**The task**
Quote each record exactly, please, leaving none out.

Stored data

********

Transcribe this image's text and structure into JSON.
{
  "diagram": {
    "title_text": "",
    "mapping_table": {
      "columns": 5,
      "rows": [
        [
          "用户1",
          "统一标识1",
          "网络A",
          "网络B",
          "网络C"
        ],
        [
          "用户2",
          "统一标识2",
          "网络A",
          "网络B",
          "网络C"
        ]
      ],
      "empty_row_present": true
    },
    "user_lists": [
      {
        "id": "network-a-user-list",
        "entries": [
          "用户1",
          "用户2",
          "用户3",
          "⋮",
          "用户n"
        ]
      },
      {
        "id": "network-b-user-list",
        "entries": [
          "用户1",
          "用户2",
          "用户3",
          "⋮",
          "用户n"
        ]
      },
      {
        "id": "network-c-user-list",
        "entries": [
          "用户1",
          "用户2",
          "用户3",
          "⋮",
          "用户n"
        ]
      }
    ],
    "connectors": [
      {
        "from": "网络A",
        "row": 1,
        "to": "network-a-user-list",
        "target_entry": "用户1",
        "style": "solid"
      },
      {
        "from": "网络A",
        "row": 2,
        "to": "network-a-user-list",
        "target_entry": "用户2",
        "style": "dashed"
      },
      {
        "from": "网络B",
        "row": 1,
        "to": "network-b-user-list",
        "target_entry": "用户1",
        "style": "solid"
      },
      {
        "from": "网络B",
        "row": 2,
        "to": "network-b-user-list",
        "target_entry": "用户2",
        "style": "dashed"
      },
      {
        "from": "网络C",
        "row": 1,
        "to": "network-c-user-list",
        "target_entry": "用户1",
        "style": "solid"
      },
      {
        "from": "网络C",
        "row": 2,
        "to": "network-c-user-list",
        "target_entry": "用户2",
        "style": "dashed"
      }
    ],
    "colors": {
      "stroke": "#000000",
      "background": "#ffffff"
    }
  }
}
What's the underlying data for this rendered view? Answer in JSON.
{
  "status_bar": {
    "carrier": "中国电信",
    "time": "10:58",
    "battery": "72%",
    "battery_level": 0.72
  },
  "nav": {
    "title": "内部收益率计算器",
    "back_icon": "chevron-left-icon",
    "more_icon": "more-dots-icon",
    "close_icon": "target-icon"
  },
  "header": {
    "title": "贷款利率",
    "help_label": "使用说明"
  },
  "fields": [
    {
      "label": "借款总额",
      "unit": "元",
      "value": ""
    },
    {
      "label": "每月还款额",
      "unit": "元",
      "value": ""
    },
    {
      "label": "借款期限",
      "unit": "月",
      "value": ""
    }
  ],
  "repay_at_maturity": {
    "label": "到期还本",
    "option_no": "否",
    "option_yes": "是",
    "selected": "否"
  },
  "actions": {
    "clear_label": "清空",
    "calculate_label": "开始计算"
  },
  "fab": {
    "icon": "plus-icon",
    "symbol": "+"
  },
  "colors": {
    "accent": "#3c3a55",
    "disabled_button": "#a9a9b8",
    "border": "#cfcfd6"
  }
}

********

**Expected output**
Transcribe this image's text and structure into JSON.
{
  "diagram": {
    "title_text": "",
    "mapping_table": {
      "columns": 5,
      "rows": [
        [
          "用户1",
          "统一标识1",
          "网络A",
          "网络B",
          "网络C"
        ],
        [
          "用户2",
          "统一标识2",
          "网络A",
          "网络B",
          "网络C"
        ]
      ],
      "empty_row_present": true
    },
    "user_lists": [
      {
        "id": "network-a-user-list",
        "entries": [
          "用户1",
          "用户2",
          "用户3",
          "⋮",
          "用户n"
        ]
      },
      {
        "id": "network-b-user-list",
        "entries": [
          "用户1",
          "用户2",
          "用户3",
          "⋮",
          "用户n"
        ]
      },
      {
        "id": "network-c-user-list",
        "entries": [
          "用户1",
          "用户2",
          "用户3",
          "⋮",
          "用户n"
        ]
      }
    ],
    "connectors": [
      {
        "from": "网络A",
        "row": 1,
        "to": "network-a-user-list",
        "target_entry": "用户1",
        "style": "solid"
      },
      {
        "from": "网络A",
        "row": 2,
        "to": "network-a-user-list",
        "target_entry": "用户2",
        "style": "dashed"
      },
      {
        "from": "网络B",
        "row": 1,
        "to": "network-b-user-list",
        "target_entry": "用户1",
        "style": "solid"
      },
      {
        "from": "网络B",
        "row": 2,
        "to": "network-b-user-list",
        "target_entry": "用户2",
        "style": "dashed"
      },
      {
        "from": "网络C",
        "row": 1,
        "to": "network-c-user-list",
        "target_entry": "用户1",
        "style": "solid"
      },
      {
        "from": "网络C",
        "row": 2,
        "to": "network-c-user-list",
        "target_entry": "用户2",
        "style": "dashed"
      }
    ],
    "colors": {
      "stroke": "#000000",
      "background": "#ffffff"
    }
  }
}
What's the underlying data for this rendered view? Answer in JSON.
{
  "status_bar": {
    "carrier": "中国电信",
    "time": "10:58",
    "battery": "72%",
    "battery_level": 0.72
  },
  "nav": {
    "title": "内部收益率计算器",
    "back_icon": "chevron-left-icon",
    "more_icon": "more-dots-icon",
    "close_icon": "target-icon"
  },
  "header": {
    "title": "贷款利率",
    "help_label": "使用说明"
  },
  "fields": [
    {
      "label": "借款总额",
      "unit": "元",
      "value": ""
    },
    {
      "label": "每月还款额",
      "unit": "元",
      "value": ""
    },
    {
      "label": "借款期限",
      "unit": "月",
      "value": ""
    }
  ],
  "repay_at_maturity": {
    "label": "到期还本",
    "option_no": "否",
    "option_yes": "是",
    "selected": "否"
  },
  "actions": {
    "clear_label": "清空",
    "calculate_label": "开始计算"
  },
  "fab": {
    "icon": "plus-icon",
    "symbol": "+"
  },
  "colors": {
    "accent": "#3c3a55",
    "disabled_button": "#a9a9b8",
    "border": "#cfcfd6"
  }
}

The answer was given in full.